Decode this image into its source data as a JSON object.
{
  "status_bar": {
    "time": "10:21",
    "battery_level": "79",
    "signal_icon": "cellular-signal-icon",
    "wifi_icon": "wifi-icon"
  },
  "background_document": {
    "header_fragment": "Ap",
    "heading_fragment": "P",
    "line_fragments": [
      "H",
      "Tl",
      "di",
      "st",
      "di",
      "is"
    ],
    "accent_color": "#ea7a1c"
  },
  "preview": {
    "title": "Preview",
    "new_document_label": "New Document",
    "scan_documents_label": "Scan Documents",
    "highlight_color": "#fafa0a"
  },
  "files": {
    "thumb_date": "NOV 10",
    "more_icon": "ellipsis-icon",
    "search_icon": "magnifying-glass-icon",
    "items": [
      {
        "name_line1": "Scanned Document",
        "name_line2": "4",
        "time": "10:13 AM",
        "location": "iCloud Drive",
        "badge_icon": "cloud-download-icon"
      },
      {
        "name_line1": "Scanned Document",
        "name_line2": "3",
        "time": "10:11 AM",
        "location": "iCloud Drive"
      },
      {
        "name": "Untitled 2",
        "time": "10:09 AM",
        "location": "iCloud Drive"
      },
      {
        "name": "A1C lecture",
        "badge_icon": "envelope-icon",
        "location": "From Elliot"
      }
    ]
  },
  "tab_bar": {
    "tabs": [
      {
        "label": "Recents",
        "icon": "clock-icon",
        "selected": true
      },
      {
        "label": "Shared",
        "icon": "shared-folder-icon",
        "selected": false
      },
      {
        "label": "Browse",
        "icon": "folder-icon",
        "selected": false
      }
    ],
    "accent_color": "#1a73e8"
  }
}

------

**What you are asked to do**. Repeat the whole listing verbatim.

**Completed exercise**.
Decode this image into its source data as a JSON object.
{
  "status_bar": {
    "time": "10:21",
    "battery_level": "79",
    "signal_icon": "cellular-signal-icon",
    "wifi_icon": "wifi-icon"
  },
  "background_document": {
    "header_fragment": "Ap",
    "heading_fragment": "P",
    "line_fragments": [
      "H",
      "Tl",
      "di",
      "st",
      "di",
      "is"
    ],
    "accent_color": "#ea7a1c"
  },
  "preview": {
    "title": "Preview",
    "new_document_label": "New Document",
    "scan_documents_label": "Scan Documents",
    "highlight_color": "#fafa0a"
  },
  "files": {
    "thumb_date": "NOV 10",
    "more_icon": "ellipsis-icon",
    "search_icon": "magnifying-glass-icon",
    "items": [
      {
        "name_line1": "Scanned Document",
        "name_line2": "4",
        "time": "10:13 AM",
        "location": "iCloud Drive",
        "badge_icon": "cloud-download-icon"
      },
      {
        "name_line1": "Scanned Document",
        "name_line2": "3",
        "time": "10:11 AM",
        "location": "iCloud Drive"
      },
      {
        "name": "Untitled 2",
        "time": "10:09 AM",
        "location": "iCloud Drive"
      },
      {
        "name": "A1C lecture",
        "badge_icon": "envelope-icon",
        "location": "From Elliot"
      }
    ]
  },
  "tab_bar": {
    "tabs": [
      {
        "label": "Recents",
        "icon": "clock-icon",
        "selected": true
      },
      {
        "label": "Shared",
        "icon": "shared-folder-icon",
        "selected": false
      },
      {
        "label": "Browse",
        "icon": "folder-icon",
        "selected": false
      }
    ],
    "accent_color": "#1a73e8"
  }
}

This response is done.